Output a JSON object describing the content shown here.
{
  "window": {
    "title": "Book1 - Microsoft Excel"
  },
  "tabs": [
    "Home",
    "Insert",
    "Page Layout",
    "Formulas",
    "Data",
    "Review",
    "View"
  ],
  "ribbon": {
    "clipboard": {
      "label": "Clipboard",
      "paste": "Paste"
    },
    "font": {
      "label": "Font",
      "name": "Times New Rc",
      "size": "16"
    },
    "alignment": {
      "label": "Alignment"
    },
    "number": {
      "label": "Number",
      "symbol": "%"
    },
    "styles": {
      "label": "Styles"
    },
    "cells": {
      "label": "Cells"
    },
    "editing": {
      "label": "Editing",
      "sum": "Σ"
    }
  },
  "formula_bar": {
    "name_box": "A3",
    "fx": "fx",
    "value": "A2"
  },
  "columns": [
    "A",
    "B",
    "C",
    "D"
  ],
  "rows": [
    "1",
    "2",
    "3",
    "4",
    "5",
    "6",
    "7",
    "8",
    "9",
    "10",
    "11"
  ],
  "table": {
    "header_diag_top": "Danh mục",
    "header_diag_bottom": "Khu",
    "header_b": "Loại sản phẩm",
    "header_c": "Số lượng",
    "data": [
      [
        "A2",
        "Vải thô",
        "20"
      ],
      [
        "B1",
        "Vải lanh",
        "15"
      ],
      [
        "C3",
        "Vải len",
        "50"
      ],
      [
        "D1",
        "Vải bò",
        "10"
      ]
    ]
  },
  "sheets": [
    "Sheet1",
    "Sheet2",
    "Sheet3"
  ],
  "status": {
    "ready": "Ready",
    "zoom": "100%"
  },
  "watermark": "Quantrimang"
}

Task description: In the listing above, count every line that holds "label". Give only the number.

Expected answer: 7